Image: Baker family with Honda Civic GX
Mario Pirraglia  /  AP
In this photo provided by FuelMaker Corp., Dan Baker plays with his two children at his home in Chandler, Ariz. In the garage is a Honda Civic GX with a home refueling machine just above Baker's head. A fueling line is plugged into the GX.
updated 4/22/2005 7:45:52 AM ET 2005-04-22T11:45:52

In what it describes as an industry first, Honda Motor Co. is offering a natural gas vehicle with its own home refueling machine at dealerships in California.

Honda said Thursday it has been offering its Honda Civic GX sedan to fleet operators for seven years, and estimates there are 7,000 of the natural gas-powered vehicles on the road. But this will be the first time consumers can buy the vehicle in a dealership and lease a refueling machine to go along with it.

"Driving a natural gas vehicle has never been so convenient," said Gunnar Lindstrom, Honda's manager of alternative fuel vehicle sales.

Honda said it expects to sell about 300 of the vehicles this year through 17 dealerships in northern and southern California. Toronto-based FuelMaker Corp., which makes the refueling machine, also will make the machine available to consumers in Arizona, Salt Lake City, Dallas and Milwaukee, although the Civic GX won't be on sale in those cities.

Honda said the Civic GX can go up to 220 miles without refueling and costs about 3.75 cents per mile to fuel. A conventional, gasoline-powered Civic can go approximately 350 miles without refueling and costs 8.8 cents per mile to fuel.

The Civic GX has some of the lowest emissions of any vehicle on the road, Honda said. On average, a car with a natural gas-powered internal-combustion engine emits 87 percent less nitrogen oxide, 70 percent less carbon monoxide and 25 less carbon dioxide than a car with an engine that uses gasoline, according to Honda.

The refueling machine uses a home's existing natural gas lines and can be installed for $500 to $1,500. Dealers will lease it for between $34 and $79 a month, Honda said. The lower leasing price factors in possible clean-vehicle incentives from state and local governments, Honda said.

There are a few downsides. If the vehicle runs out of natural gas on the road, it would have to be towed to the owners' home or one of the 100 California gas stations that now have natural gas refueling tanks.

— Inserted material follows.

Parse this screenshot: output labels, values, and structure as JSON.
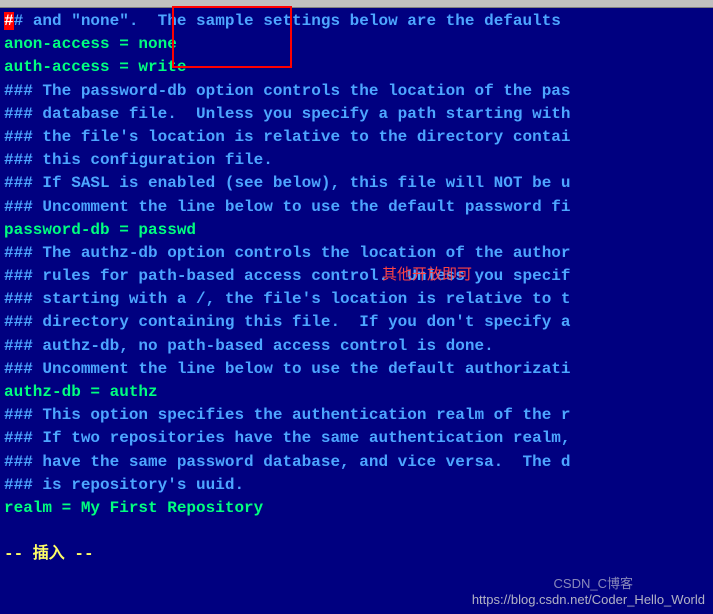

The refueling machine also takes eight hours to fuel the vehicle, which means consumers most likely would have to fill it overnight.

"The car is clearly not your primary car. It's your commuter car, your secondary car," Lindstrom said.

FuelMaker said the machine is registered as a household appliance and is no more dangerous than any other appliances that use natural gas.

Toyota Motor Co. spokeswoman Cindy Knight said Honda's offer likely is a first. Toyota offers no similar vehicle or home refueling option, Knight said.

The Civic GX has a 1.7-liter, 4-cylinder engine and starts at $21,670. Buyers can take advantage of a $2,000 federal tax deduction for alternative fuel vehicles.

© 2013 The Associated Press. All rights reserved. This material may not be published, broadcast, rewritten or redistributed.

Discuss:

Discussion comments

,

Most active discussions

  1. votes comments
  2. votes comments
  3. votes comments
  4. votes comments

Data: Latest rates in the US

Home equity rates View rates in your area
Home equity type Today +/- Chart
$30K HELOC FICO 2.79%
$30K home equity loan FICO 5.78%
$75K home equity loan FICO 4.54%
Credit card rates View more rates
Card type Today +/- Last Week
Low Interest Cards 13.57%
13.57%
Cash Back Cards 17.91%
17.91%
Rewards Cards 17.15%
17.15%
Source: Bankrate.com